Show jumping began only to achieve its recognition in the second half of the eighteen century. The first mention of it in a cavalry manual was in France in 1788. It was about another 100 years before showjumping (as opposed to steeplechasing) was officially recorded and it sprang up rapidly in various parts of the world.
By the turn of the century, the sport was established internationally. The first International Horse Show was held at Olympia in London in 1907 and was included in the Olympic Games at Stockholm in 1912. The agility and ability of the horse soon became clear and a new and exciting form of horsemanship was created - showjumping. Show jumping is a sport that reaches millions of people and is a sport enjoyed by the equine enthusiast, the professional and those who have never been on or near a horse in their lives. It is also one of the only sports where men and women compete on equal terms across all age groups.

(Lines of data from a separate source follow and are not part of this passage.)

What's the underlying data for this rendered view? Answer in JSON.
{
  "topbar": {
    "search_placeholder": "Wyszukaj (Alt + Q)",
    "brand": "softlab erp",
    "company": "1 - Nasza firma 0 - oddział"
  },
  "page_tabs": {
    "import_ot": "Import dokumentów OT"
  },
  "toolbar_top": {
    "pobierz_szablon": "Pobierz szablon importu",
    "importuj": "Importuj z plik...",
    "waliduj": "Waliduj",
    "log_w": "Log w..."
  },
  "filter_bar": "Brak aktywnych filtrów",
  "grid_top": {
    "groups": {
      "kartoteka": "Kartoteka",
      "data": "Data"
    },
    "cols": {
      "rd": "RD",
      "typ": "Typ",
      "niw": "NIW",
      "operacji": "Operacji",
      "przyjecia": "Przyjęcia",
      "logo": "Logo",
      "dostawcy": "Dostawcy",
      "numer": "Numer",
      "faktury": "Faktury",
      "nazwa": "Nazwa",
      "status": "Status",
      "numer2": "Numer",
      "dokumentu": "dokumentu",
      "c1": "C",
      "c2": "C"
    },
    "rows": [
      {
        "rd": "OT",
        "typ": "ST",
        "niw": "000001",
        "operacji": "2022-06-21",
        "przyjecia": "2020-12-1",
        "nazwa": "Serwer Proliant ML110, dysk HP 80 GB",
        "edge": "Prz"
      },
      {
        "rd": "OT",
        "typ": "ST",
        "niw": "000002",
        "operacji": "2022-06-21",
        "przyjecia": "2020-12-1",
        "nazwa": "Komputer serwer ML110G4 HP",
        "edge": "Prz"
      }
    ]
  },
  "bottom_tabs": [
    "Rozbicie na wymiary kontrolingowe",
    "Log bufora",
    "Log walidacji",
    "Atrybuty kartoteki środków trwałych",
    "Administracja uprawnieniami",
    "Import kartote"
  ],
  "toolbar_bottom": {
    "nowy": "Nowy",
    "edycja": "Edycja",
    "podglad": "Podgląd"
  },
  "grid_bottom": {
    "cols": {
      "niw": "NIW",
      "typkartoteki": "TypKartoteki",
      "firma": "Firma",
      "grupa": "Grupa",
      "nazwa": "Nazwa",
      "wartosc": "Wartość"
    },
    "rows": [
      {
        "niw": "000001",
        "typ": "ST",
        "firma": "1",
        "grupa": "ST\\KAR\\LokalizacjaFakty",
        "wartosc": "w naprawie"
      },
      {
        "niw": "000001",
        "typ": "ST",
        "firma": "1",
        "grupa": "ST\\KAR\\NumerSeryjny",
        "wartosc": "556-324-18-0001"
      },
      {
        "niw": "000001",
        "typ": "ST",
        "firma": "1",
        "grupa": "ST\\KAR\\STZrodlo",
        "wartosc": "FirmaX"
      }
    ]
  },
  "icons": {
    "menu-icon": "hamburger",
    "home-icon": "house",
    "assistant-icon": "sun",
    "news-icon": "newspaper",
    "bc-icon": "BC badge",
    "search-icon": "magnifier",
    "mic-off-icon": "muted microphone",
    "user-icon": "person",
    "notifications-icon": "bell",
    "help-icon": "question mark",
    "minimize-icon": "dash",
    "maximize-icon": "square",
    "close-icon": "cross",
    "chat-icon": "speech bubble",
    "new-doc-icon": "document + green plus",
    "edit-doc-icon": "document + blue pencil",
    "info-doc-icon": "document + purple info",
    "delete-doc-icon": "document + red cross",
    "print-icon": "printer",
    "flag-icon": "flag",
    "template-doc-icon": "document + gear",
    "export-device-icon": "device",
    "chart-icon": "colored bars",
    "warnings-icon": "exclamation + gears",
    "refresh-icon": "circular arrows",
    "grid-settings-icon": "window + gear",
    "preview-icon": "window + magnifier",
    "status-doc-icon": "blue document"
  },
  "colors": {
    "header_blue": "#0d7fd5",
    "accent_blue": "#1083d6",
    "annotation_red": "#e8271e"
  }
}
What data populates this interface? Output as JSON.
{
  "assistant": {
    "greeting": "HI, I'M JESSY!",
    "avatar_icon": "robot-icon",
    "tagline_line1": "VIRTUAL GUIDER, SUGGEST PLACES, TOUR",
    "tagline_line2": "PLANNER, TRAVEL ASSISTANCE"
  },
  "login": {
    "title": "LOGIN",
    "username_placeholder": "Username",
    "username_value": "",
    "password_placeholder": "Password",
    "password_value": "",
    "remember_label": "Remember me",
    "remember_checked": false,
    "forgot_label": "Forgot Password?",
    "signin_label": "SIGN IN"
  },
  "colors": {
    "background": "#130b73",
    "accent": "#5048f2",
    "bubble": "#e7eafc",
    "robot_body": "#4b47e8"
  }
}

Show jumping tests the accuracy and athletic ability of both horse and rider. Competitions take place indoors and outdoors and the sport is enjoyed all year round. There are a number of different heights at which horse and rider compete at, ranging from 70cm through to 1.60m. Riders lead their horses around a course, jumping over a series of obstacles of varying lengths and heights in an allotted amount of time. Riders are penalized if a horse knocks down a railing, refuses to jump over an obstacle, touches a water jump, or falls down. Whichever rider clears the course with the fewest penalties is declared the winner.